But what have the darlings in Delhi done? Most major lights -- now thanks to the new digital displays, you can see the time -- are set for 75 seconds and above. That extra 30 seconds is enough to clog up the space between two lights during peak hours. And that becomes a fresh source of random disturbance to the wave.
All this is very simple to understand. Why, if a journalist like me can follow it, surely the best and the brightest of Indian police also can. But, no such luck, as the following example will show. It has to do with the placement of bus stops and the optimal distance between them.
In Delhi, practically all bus stops are just after the traffic lights. When the buses stop there, they narrow the channel and thus become a third source of random perturbation.
A year ago I requested the chief minister of Delhi that the bus stops should be moved at least 500 metres away from traffic lights. She said she would see what could be done. Obviously, she was not able to persuade either the DTC or the police to "do the needful."

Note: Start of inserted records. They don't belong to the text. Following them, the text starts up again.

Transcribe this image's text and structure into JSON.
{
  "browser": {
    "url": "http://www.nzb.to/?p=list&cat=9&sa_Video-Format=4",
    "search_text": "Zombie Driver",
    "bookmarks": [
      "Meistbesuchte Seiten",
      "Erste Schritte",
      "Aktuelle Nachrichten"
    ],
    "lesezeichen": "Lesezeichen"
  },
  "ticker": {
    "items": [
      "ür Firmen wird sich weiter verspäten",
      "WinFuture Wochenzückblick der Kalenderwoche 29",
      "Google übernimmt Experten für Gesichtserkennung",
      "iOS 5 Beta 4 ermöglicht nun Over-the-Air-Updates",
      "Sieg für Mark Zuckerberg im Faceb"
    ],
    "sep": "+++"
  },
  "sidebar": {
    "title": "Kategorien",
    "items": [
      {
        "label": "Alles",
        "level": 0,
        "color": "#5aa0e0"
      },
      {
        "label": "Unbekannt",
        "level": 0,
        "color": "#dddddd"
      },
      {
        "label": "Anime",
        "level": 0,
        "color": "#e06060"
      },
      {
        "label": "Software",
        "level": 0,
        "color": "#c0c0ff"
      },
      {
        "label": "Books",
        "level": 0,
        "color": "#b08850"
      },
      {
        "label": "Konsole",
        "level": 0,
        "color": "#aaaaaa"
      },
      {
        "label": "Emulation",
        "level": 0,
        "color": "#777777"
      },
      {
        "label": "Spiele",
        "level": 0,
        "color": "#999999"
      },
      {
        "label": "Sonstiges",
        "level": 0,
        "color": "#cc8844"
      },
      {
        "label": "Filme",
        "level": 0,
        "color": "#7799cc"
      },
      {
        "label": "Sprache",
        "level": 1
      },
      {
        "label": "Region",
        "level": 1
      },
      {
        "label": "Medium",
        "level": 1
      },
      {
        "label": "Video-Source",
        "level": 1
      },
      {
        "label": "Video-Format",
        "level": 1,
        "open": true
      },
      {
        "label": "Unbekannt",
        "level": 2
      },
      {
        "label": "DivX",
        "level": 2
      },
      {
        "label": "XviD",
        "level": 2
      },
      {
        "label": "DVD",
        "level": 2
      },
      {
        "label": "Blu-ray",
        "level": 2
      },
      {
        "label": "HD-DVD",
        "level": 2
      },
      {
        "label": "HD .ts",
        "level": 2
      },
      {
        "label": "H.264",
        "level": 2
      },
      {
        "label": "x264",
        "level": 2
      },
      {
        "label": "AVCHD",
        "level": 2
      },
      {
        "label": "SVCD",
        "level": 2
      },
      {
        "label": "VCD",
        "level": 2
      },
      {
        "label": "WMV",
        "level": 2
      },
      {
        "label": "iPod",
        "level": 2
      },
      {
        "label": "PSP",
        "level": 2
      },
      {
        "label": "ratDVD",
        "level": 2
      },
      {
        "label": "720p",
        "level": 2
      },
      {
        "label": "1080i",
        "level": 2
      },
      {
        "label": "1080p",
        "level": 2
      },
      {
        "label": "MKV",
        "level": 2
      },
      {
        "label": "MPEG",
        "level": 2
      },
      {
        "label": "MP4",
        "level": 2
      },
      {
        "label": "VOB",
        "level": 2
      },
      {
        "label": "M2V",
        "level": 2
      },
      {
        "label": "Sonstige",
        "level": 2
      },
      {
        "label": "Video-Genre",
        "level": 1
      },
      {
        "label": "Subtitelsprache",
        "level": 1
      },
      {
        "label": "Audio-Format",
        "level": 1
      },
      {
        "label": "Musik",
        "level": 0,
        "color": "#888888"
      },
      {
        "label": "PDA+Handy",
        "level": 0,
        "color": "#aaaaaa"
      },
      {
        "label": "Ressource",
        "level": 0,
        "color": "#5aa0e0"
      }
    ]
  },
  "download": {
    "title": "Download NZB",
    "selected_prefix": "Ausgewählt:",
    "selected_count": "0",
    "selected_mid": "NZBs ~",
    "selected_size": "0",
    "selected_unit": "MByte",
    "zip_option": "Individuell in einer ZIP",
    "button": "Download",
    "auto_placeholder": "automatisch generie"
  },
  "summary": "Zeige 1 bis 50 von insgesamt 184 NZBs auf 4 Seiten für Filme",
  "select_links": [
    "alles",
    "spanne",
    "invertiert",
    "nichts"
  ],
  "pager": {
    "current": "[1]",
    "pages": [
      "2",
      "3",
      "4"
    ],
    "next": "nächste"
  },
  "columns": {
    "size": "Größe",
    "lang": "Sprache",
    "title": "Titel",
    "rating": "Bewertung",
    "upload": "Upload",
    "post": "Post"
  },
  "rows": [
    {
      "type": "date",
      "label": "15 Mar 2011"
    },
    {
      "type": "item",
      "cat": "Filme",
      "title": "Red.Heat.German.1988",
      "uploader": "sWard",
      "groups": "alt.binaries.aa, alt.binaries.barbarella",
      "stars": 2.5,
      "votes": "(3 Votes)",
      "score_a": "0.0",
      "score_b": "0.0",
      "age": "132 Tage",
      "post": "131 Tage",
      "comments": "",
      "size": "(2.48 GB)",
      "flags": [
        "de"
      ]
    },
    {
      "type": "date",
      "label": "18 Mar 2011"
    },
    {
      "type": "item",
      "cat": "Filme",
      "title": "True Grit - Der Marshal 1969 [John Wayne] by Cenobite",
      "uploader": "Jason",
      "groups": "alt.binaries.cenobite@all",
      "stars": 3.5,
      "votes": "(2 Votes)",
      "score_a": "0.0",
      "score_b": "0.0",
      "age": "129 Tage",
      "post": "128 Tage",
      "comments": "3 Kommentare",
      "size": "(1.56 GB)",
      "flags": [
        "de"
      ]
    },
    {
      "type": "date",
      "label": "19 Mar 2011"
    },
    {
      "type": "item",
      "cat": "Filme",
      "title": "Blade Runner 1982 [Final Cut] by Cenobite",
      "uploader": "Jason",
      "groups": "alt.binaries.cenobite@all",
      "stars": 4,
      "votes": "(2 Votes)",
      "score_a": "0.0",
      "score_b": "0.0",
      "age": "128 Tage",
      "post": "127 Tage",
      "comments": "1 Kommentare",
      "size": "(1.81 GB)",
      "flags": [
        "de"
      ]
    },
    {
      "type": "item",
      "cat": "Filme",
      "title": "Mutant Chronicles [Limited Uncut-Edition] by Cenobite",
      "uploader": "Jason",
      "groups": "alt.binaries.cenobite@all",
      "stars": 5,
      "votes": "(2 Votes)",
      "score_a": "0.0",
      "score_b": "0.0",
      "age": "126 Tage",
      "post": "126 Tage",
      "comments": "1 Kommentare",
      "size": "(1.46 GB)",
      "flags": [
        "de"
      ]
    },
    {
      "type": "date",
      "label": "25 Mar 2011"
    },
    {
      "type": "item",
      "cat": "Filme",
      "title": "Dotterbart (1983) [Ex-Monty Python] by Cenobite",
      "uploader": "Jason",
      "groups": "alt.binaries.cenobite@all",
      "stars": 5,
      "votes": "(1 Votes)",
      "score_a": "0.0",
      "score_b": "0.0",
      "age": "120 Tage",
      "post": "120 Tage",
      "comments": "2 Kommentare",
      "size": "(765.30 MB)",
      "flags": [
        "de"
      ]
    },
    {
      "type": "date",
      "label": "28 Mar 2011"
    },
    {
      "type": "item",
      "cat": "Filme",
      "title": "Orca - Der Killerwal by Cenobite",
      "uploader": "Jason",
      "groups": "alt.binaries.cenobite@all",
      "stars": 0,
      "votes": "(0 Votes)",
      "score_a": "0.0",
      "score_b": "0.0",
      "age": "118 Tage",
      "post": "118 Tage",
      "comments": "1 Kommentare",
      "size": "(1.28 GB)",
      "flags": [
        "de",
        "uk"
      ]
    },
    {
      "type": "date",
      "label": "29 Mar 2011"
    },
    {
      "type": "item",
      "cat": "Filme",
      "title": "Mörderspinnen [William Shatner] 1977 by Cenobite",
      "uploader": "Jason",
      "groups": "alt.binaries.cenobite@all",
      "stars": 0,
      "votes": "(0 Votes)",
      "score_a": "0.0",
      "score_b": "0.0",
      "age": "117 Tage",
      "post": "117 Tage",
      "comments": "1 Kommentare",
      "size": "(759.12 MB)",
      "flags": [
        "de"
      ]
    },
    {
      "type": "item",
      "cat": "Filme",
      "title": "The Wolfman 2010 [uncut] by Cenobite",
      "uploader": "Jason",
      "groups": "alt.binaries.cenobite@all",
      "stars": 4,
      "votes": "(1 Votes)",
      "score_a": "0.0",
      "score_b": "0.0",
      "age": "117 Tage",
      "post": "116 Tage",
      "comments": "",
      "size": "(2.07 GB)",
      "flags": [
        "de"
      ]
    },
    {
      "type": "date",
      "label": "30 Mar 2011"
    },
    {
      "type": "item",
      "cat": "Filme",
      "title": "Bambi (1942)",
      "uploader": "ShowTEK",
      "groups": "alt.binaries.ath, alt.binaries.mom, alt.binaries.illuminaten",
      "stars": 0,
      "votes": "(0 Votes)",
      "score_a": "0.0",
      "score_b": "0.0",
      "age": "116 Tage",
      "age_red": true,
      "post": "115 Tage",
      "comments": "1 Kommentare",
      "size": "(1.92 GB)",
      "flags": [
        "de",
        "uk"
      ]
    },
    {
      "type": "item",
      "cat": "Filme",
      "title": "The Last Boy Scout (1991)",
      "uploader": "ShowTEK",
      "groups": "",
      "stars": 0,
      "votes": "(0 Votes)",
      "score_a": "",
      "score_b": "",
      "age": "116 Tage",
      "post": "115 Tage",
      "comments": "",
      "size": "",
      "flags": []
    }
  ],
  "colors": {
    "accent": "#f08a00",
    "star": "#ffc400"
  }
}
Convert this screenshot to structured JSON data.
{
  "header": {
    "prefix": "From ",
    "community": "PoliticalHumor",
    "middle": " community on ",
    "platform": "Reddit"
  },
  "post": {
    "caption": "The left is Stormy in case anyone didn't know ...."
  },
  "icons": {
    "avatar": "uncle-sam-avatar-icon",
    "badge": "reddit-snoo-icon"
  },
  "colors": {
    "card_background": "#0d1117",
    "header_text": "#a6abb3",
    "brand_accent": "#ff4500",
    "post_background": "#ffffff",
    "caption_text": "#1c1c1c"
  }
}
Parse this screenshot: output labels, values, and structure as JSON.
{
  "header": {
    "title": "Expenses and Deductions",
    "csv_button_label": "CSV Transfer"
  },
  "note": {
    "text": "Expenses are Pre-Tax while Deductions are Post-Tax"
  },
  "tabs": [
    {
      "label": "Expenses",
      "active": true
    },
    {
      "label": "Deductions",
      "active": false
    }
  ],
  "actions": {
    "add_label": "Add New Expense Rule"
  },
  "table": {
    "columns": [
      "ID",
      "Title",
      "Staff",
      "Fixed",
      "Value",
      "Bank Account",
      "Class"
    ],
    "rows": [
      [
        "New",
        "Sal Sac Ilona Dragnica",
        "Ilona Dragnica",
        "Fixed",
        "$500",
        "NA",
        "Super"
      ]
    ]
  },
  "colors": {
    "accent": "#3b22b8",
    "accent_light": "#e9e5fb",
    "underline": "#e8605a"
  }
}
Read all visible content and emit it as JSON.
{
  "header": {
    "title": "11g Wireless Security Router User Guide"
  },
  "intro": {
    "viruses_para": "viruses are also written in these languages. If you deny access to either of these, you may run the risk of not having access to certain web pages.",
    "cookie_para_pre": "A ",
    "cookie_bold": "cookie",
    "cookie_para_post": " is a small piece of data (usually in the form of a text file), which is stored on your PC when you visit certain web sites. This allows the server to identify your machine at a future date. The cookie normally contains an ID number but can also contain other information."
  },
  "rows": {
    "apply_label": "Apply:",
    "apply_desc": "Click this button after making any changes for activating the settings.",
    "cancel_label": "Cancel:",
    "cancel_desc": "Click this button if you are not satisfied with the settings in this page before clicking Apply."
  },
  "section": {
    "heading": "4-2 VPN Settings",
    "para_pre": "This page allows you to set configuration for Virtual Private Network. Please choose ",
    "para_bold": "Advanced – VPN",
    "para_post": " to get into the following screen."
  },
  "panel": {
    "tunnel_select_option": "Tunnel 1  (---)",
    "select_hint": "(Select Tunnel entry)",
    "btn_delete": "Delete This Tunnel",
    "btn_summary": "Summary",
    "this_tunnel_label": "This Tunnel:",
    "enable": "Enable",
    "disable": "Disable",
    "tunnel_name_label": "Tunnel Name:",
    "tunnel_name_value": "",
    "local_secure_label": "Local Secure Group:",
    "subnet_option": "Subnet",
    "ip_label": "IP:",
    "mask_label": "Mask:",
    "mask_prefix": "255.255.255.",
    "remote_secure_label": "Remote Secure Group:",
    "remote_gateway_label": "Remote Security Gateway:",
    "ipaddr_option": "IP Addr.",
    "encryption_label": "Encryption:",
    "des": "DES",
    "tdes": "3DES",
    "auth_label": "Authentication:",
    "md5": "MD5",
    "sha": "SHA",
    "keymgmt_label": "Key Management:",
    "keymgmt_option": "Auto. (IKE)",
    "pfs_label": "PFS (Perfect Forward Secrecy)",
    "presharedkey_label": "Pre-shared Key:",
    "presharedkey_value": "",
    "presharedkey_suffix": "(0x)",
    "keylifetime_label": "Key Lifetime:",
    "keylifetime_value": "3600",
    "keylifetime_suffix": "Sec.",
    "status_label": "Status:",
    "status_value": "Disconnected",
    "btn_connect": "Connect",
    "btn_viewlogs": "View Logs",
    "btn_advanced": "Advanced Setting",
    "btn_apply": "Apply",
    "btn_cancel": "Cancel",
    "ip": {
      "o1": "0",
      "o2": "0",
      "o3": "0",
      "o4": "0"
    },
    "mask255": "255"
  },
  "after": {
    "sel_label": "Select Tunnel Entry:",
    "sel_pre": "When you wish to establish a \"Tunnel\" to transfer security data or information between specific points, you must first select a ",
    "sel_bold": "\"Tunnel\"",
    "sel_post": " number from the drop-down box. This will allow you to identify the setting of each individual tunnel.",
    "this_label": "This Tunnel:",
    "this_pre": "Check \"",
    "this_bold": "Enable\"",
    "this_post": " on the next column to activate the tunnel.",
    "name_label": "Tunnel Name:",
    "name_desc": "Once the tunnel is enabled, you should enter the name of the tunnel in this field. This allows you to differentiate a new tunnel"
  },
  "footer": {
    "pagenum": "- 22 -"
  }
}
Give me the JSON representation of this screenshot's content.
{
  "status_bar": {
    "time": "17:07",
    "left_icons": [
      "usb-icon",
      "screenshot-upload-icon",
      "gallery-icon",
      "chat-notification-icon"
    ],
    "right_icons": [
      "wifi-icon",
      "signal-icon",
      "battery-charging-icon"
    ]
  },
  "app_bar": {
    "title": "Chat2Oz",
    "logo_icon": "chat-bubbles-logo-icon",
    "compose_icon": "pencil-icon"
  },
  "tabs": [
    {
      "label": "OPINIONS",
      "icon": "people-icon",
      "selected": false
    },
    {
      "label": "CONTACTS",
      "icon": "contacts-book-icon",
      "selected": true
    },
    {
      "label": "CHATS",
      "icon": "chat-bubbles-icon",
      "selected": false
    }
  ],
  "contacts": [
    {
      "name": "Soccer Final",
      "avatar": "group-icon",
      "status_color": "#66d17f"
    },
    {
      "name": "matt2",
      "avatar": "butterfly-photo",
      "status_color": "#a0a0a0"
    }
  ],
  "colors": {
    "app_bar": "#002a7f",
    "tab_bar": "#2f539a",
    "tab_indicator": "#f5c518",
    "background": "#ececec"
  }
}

As for the optimal distance between bus stops, it is quite simple really. All the principles of location theory tell us that bunching of any kind should be at the middle and not at the ends.
For instance, on a beach, the best place to set up shop is the halfway point. Since very few roads in Delhi are run for more than a kilometre before reaching a traffic light, a bus stop in the middle will ensure that no one has to walk more than 500 metres to reach it. At present, it is the other way.
In the end, it all boils down to network management, which means proper switching systems, especially when the network is overloaded. The people who do this best are the telecommunications experts and railwaymen. They know all about it because they approach it scientifically unlike the police who are given to ad hoc ways. If only the police in Delhi would consult them.